World's first commercial dog clones
The Times, August 6 2008
A dog is not just for Christmas, or even for life. If you've got the cash, it could be for eternity.
South Korean biotechnologists have engineered a pet resurrection that, until recently, seemed commercially impossible: they have reunited a Californian woman with her dearest friend - or, at least, genetic copies derived from the frozen remains of his ear.
More than GBP25,000 the poorer but weeping with joy, Bernann McKinney, 57, became the world’s first paying customer yesterday in the strange new industry of canine cloning.
Held in her arms was a quintet of newborn puppies, genetically identical not only with each other but with the late, lamented Booger, a pitbull terrier who died of old age two years ago.
Declaring the whole affair a "miracle", Ms McKinney said: "They are perfectly the same as their daddy. I am in heaven here. I am a happy person."
Ms McKinney paid a high financial price for the reunion. Even at the knockdown fee offered to her as a first-time cloner, she had to sell her house to meet the cost.
"I had to make sacrifices and I dream of the day, some day, when everyone can afford to clone their pet, because losing a pet is a terrible, terrible loss to anyone," she said.
After ten years of happy companionship, Ms McKinney felt the loss of Booger keenly. This was, after all, a ferociously loyal hound who had once saved her life by fending off an attacking mastiff.
Ms McKinney's hand and legs were savaged in the attack and, she said, it was only via Booger’s loyal assistance - fetching her clothes and shoes, bringing her cans of drink and opening doors - that she was able to make it through the long months of recuperation.
The mastiff, another of Ms McKinney's pets, had been driven mad by being given ten times the recommended dose of medication for a bee sting, she said. She has told US media how the animal attacked her outside her remote farmhouse, shredding her left arm up to the elbow, tearing one of her legs and nearly ripping the fingers off her right hand.
He was chewing at her stomach when she said she called out: “Help me, God. Help me, Jesus. Help me, Booger,” and the smaller dog succeeded in driving off the mastiff long enough for her to drag herself into the safety of her car.
Ms McKinney, a former beauty queen, had to undergo many episodes of reconstructive surgery and was confined to a wheelchair for months.
The world of pet cloning is not free from scandal.
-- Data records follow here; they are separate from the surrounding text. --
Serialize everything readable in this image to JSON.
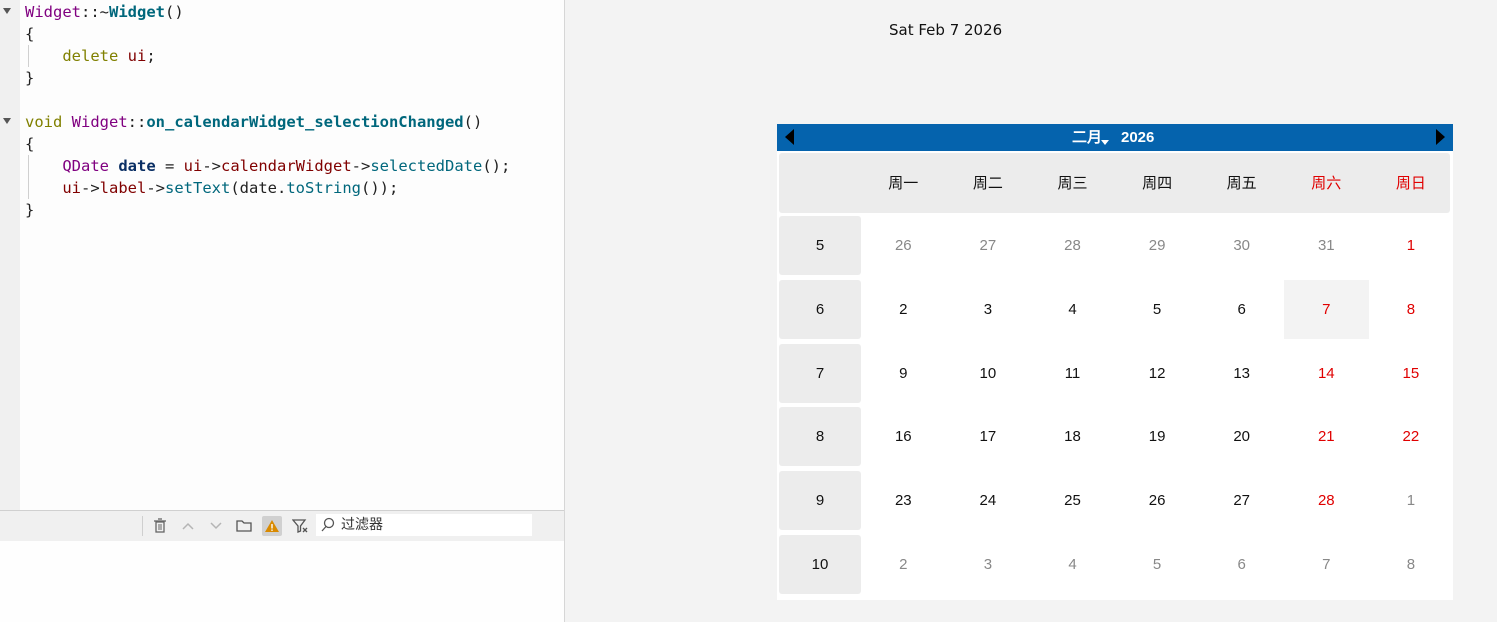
{
  "editor": {
    "lines": [
      [
        [
          "cls",
          "Widget"
        ],
        [
          "p",
          "::~"
        ],
        [
          "fnb",
          "Widget"
        ],
        [
          "p",
          "()"
        ]
      ],
      [
        [
          "p",
          "{"
        ]
      ],
      [
        [
          "p",
          "    "
        ],
        [
          "kw",
          "delete"
        ],
        [
          "p",
          " "
        ],
        [
          "mem",
          "ui"
        ],
        [
          "p",
          ";"
        ]
      ],
      [
        [
          "p",
          "}"
        ]
      ],
      [],
      [
        [
          "kw",
          "void"
        ],
        [
          "p",
          " "
        ],
        [
          "cls",
          "Widget"
        ],
        [
          "p",
          "::"
        ],
        [
          "fnb",
          "on_calendarWidget_selectionChanged"
        ],
        [
          "p",
          "()"
        ]
      ],
      [
        [
          "p",
          "{"
        ]
      ],
      [
        [
          "p",
          "    "
        ],
        [
          "cls",
          "QDate"
        ],
        [
          "p",
          " "
        ],
        [
          "var",
          "date"
        ],
        [
          "p",
          " = "
        ],
        [
          "mem",
          "ui"
        ],
        [
          "p",
          "->"
        ],
        [
          "mem",
          "calendarWidget"
        ],
        [
          "p",
          "->"
        ],
        [
          "fn",
          "selectedDate"
        ],
        [
          "p",
          "();"
        ]
      ],
      [
        [
          "p",
          "    "
        ],
        [
          "mem",
          "ui"
        ],
        [
          "p",
          "->"
        ],
        [
          "mem",
          "label"
        ],
        [
          "p",
          "->"
        ],
        [
          "fn",
          "setText"
        ],
        [
          "p",
          "(date."
        ],
        [
          "fn",
          "toString"
        ],
        [
          "p",
          "());"
        ]
      ],
      [
        [
          "p",
          "}"
        ]
      ]
    ]
  },
  "toolbar": {
    "icons": [
      "trash-icon",
      "arrow-up-icon",
      "arrow-down-icon",
      "folder-icon",
      "warning-icon",
      "filter-icon"
    ],
    "filter_placeholder": "过滤器"
  },
  "label": {
    "text": "Sat Feb 7 2026"
  },
  "calendar": {
    "month": "二月",
    "year": "2026",
    "header_color": "#0563ad",
    "weekend_color": "#e00000",
    "weekdays": [
      "周一",
      "周二",
      "周三",
      "周四",
      "周五",
      "周六",
      "周日"
    ],
    "weeks": [
      {
        "num": "5",
        "days": [
          {
            "d": "26",
            "m": "other"
          },
          {
            "d": "27",
            "m": "other"
          },
          {
            "d": "28",
            "m": "other"
          },
          {
            "d": "29",
            "m": "other"
          },
          {
            "d": "30",
            "m": "other"
          },
          {
            "d": "31",
            "m": "other"
          },
          {
            "d": "1",
            "m": "cur"
          }
        ]
      },
      {
        "num": "6",
        "days": [
          {
            "d": "2",
            "m": "cur"
          },
          {
            "d": "3",
            "m": "cur"
          },
          {
            "d": "4",
            "m": "cur"
          },
          {
            "d": "5",
            "m": "cur"
          },
          {
            "d": "6",
            "m": "cur"
          },
          {
            "d": "7",
            "m": "cur",
            "selected": true
          },
          {
            "d": "8",
            "m": "cur"
          }
        ]
      },
      {
        "num": "7",
        "days": [
          {
            "d": "9",
            "m": "cur"
          },
          {
            "d": "10",
            "m": "cur"
          },
          {
            "d": "11",
            "m": "cur"
          },
          {
            "d": "12",
            "m": "cur"
          },
          {
            "d": "13",
            "m": "cur"
          },
          {
            "d": "14",
            "m": "cur"
          },
          {
            "d": "15",
            "m": "cur"
          }
        ]
      },
      {
        "num": "8",
        "days": [
          {
            "d": "16",
            "m": "cur"
          },
          {
            "d": "17",
            "m": "cur"
          },
          {
            "d": "18",
            "m": "cur"
          },
          {
            "d": "19",
            "m": "cur"
          },
          {
            "d": "20",
            "m": "cur"
          },
          {
            "d": "21",
            "m": "cur"
          },
          {
            "d": "22",
            "m": "cur"
          }
        ]
      },
      {
        "num": "9",
        "days": [
          {
            "d": "23",
            "m": "cur"
          },
          {
            "d": "24",
            "m": "cur"
          },
          {
            "d": "25",
            "m": "cur"
          },
          {
            "d": "26",
            "m": "cur"
          },
          {
            "d": "27",
            "m": "cur"
          },
          {
            "d": "28",
            "m": "cur"
          },
          {
            "d": "1",
            "m": "other"
          }
        ]
      },
      {
        "num": "10",
        "days": [
          {
            "d": "2",
            "m": "other"
          },
          {
            "d": "3",
            "m": "other"
          },
          {
            "d": "4",
            "m": "other"
          },
          {
            "d": "5",
            "m": "other"
          },
          {
            "d": "6",
            "m": "other"
          },
          {
            "d": "7",
            "m": "other"
          },
          {
            "d": "8",
            "m": "other"
          }
        ]
      }
    ]
  }
}
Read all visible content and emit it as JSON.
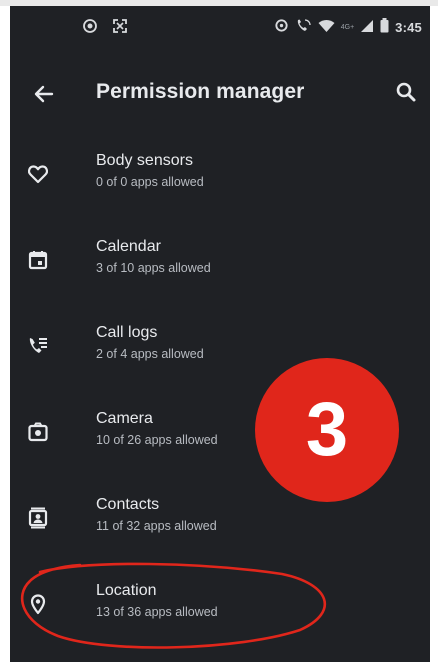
{
  "status_bar": {
    "time": "3:45",
    "left_icons": [
      "camera-notification-icon",
      "screenshot-notification-icon"
    ],
    "right_icons": [
      "data-saver-icon",
      "wifi-call-icon",
      "wifi-icon",
      "signal-icon",
      "battery-icon"
    ],
    "network_label": "4G+"
  },
  "toolbar": {
    "title": "Permission manager",
    "back_icon": "back-arrow-icon",
    "search_icon": "search-icon"
  },
  "permissions": [
    {
      "label": "Body sensors",
      "summary": "0 of 0 apps allowed",
      "icon": "heart-icon"
    },
    {
      "label": "Calendar",
      "summary": "3 of 10 apps allowed",
      "icon": "calendar-icon"
    },
    {
      "label": "Call logs",
      "summary": "2 of 4 apps allowed",
      "icon": "call-log-icon"
    },
    {
      "label": "Camera",
      "summary": "10 of 26 apps allowed",
      "icon": "camera-icon"
    },
    {
      "label": "Contacts",
      "summary": "11 of 32 apps allowed",
      "icon": "contacts-icon"
    },
    {
      "label": "Location",
      "summary": "13 of 36 apps allowed",
      "icon": "location-pin-icon"
    }
  ],
  "annotation": {
    "step_number": "3",
    "badge_color": "#e0261b",
    "highlight_color": "#e0261b",
    "highlighted_item": "Location"
  },
  "colors": {
    "background": "#1f2125",
    "text_primary": "#e8eaed",
    "text_secondary": "#b8bcc2"
  }
}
The cloning operation was undertaken by RNL Bio, a company working with scientists at Seoul National University and which announced yesterday that it was open for dog-cloning business worldwide.
It was in the university's laboratories that, to the joy of South Koreans, the world's first cloned dog was born in 2005: an Afghan hound named Seoul National University Puppy, or Snuppy.
Since then, other dogs have been cloned without charge; copies of the best police sniffer dogs have been born in recent months and have begun their training with the South Korean customs service.
Not long after the birth of Snuppy, however, Hwang Woo Suk, the genetic engineer regarded as a national hero, was forced out of the university in disgrace. After triumphing with dog cloning he had moved on to work in human embryonic stem cells; unfortunately, parts of his research were exposed as fraudulent and he left for the United States. Mr Hwang now works for BioArts International, a company that is fighting RNL Bio over claims of patent infringement.
RNL Bio said that it could clone up to 300 dogs next year and would consider cloning camels for wealthy Middle Eastern clients.
The cloning of Booger realises a commercial dream that began more than ten years ago. In 1997, when Scottish scientists cloned Dolly the sheep, biotech laboratories around the world began to explore which other animals might be reproduced. A number of species worked well, but dogs present peculiar obstacles because of their unpredictable ovulation cycle and difficulties extracting a mature egg.
In California, entrepreneurs now involved with RNL Bio's main rival in the dog-cloning field set up a company called Genetic Savings and Clone. Despite producing a few cloned cats, it folded only months before the birth of Snuppy, citing the difficulties that it had encountered in cloning dogs.
Have your say [comments on the site]
The greatest tribute she could have paid to the memory of her beloved Booger (a rescued dog apparently) would have been to rescue another dog(s) from the thousands of high kill shelters/pounds that currently exist in the United States. This woman is not an animal lover - she's just plain selfish!
Kim, Los Angeles, USA
Well as far as cloning a lost loved one, i wouldnt have a problem being cloned after i died. But seriously, i see no problem with cloned pets, if a person can afford it and its what they want. If there is a market for it then the industry will survive and if it survives people want it [same could be said for hired assassins, elephant tusks or weapons of mass destruction! - ed].
David Hagenbaigh, wilkes-barre, usa
Ridiculous. Why could she not keep her home and adopt a pound puppy or two? Those poor little animals only want a home and some love. Instead she clones? Lady, life is life. We live, we die. So do dogs, horses, cats. How sad that she can't move forward.
julie, atlanta, usa